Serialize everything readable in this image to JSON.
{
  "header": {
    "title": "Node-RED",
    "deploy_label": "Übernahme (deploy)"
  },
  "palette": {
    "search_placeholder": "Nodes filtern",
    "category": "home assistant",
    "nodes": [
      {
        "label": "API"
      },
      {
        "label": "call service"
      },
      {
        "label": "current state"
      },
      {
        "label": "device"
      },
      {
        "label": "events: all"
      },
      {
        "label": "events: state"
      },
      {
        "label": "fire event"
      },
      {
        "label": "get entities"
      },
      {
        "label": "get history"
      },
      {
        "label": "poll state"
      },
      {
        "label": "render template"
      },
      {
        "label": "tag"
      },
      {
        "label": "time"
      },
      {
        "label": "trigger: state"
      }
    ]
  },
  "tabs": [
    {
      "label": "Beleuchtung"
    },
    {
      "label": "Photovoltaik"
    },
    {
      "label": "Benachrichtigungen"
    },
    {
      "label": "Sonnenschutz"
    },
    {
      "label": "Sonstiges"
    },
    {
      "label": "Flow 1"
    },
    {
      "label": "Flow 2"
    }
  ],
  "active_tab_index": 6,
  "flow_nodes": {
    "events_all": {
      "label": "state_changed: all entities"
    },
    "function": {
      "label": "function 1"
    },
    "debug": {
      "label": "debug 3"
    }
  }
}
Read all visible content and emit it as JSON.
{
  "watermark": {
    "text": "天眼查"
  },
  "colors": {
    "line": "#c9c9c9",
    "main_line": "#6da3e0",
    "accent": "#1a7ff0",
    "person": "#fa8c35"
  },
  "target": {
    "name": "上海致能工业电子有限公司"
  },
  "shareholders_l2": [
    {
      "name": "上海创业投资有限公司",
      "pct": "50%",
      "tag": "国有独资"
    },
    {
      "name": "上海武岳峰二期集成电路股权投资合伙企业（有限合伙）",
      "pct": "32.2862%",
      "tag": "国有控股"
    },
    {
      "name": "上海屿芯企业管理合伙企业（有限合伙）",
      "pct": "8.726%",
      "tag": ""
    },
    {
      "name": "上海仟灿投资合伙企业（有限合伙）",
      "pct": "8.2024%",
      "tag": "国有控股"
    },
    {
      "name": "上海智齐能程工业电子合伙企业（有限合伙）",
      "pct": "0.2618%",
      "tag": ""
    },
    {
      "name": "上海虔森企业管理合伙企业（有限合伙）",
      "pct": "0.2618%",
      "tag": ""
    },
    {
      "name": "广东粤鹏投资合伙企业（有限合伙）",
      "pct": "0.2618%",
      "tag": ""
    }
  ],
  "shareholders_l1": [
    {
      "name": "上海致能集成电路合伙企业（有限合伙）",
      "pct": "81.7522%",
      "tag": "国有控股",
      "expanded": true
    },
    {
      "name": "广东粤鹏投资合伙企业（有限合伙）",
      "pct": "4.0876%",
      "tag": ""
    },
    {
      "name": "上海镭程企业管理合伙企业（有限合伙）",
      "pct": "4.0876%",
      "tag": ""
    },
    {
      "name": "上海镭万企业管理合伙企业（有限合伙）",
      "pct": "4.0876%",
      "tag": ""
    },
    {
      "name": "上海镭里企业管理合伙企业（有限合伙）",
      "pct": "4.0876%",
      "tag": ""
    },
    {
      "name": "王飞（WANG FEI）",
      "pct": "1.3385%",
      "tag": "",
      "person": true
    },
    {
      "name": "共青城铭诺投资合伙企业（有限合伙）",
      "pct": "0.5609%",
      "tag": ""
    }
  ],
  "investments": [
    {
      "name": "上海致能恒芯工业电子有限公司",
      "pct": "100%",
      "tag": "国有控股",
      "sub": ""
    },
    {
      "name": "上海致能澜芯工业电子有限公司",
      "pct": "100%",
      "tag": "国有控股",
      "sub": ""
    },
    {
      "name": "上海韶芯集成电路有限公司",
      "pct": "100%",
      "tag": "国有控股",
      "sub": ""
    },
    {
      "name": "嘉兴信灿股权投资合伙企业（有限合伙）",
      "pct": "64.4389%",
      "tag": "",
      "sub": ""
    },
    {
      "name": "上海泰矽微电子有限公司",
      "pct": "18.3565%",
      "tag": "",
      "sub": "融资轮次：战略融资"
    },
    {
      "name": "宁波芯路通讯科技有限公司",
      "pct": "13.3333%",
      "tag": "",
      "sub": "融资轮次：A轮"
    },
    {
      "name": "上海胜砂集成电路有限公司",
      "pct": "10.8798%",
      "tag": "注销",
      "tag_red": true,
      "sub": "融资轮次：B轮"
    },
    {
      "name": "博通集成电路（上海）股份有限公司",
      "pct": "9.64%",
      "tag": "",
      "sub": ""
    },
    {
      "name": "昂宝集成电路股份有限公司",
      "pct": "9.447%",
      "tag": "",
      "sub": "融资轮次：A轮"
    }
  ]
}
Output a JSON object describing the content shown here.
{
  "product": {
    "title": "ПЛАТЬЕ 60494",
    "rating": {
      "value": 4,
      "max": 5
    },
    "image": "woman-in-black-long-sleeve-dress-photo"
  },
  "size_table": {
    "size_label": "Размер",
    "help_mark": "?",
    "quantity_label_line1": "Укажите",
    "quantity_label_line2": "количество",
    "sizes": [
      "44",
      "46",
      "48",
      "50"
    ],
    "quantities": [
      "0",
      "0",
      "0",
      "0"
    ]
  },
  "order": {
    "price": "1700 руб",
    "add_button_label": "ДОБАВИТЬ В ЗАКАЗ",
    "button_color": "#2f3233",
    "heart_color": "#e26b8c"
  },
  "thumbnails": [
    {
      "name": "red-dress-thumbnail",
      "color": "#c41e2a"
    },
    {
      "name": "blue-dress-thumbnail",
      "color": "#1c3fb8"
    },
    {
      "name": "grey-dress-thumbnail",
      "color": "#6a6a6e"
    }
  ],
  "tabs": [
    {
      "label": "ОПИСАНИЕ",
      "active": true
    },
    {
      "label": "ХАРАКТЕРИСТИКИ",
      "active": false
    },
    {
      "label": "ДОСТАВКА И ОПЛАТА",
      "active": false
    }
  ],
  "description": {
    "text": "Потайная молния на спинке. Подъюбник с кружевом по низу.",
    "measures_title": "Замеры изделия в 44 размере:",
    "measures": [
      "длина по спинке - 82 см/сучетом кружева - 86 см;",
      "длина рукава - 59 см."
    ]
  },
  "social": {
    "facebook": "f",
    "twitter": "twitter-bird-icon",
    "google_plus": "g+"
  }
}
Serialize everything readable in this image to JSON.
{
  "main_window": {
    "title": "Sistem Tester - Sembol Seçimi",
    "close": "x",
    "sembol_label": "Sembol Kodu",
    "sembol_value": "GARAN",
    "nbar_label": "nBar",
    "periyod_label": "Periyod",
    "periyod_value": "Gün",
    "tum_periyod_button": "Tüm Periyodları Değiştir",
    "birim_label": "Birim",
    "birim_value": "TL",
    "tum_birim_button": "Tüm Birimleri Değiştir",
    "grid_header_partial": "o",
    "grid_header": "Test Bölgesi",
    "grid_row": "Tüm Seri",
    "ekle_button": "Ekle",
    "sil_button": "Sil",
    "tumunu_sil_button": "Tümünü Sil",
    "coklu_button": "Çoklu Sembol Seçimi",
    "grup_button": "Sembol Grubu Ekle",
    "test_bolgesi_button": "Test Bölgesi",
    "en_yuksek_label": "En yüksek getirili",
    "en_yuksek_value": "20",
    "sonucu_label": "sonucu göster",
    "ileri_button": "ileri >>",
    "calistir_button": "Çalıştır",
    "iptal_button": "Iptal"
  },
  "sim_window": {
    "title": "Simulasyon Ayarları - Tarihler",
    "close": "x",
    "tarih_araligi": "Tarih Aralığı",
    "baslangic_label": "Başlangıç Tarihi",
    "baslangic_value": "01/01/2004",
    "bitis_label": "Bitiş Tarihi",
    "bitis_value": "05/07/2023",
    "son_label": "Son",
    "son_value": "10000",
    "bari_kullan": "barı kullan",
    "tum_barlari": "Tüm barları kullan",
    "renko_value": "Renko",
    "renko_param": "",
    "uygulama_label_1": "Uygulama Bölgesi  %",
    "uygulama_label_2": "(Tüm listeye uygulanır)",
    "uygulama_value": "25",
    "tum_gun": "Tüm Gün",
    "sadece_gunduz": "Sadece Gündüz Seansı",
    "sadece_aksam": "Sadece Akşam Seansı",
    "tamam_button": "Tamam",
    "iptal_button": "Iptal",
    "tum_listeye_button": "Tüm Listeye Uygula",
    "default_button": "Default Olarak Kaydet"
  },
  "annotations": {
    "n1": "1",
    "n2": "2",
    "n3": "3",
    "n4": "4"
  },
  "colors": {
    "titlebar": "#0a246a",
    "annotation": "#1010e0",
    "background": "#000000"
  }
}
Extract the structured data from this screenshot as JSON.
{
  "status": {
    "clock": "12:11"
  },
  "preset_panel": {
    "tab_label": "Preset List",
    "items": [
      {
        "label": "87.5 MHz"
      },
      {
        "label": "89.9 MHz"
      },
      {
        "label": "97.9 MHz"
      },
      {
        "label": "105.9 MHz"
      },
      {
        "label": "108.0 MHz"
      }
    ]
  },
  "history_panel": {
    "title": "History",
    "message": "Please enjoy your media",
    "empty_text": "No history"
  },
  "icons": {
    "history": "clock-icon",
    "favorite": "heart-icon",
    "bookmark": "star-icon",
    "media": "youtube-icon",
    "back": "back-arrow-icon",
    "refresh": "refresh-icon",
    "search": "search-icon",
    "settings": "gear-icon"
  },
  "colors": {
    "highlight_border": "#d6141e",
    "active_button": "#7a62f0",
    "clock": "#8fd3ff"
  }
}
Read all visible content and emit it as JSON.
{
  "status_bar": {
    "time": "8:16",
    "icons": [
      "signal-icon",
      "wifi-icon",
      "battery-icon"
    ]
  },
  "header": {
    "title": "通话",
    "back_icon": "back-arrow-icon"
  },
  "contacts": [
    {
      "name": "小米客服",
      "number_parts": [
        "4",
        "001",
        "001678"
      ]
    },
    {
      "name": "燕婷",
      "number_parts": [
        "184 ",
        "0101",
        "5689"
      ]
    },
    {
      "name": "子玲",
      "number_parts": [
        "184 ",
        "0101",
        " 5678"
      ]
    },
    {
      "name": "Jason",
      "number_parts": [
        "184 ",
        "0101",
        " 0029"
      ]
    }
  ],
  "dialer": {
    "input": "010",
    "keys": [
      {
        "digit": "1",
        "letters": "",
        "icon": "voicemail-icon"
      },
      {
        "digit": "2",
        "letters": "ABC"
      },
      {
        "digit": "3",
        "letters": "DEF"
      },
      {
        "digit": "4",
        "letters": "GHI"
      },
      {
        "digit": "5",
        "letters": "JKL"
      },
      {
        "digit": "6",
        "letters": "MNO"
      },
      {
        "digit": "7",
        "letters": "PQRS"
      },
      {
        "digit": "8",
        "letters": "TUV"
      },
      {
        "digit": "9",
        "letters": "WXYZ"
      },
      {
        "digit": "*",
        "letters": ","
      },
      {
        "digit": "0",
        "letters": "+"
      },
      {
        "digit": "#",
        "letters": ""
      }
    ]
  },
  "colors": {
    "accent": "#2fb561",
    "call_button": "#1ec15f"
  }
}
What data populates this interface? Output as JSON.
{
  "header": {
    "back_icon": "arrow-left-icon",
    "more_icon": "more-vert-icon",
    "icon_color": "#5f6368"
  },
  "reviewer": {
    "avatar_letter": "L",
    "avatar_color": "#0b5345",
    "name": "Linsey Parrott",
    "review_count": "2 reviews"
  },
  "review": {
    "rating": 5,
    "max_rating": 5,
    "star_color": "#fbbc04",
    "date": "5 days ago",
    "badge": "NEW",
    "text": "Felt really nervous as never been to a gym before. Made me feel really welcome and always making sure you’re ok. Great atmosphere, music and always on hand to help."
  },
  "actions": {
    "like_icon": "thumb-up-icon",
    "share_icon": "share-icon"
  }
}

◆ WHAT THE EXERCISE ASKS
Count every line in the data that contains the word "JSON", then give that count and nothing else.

◆ EXERCISE ANSWER
7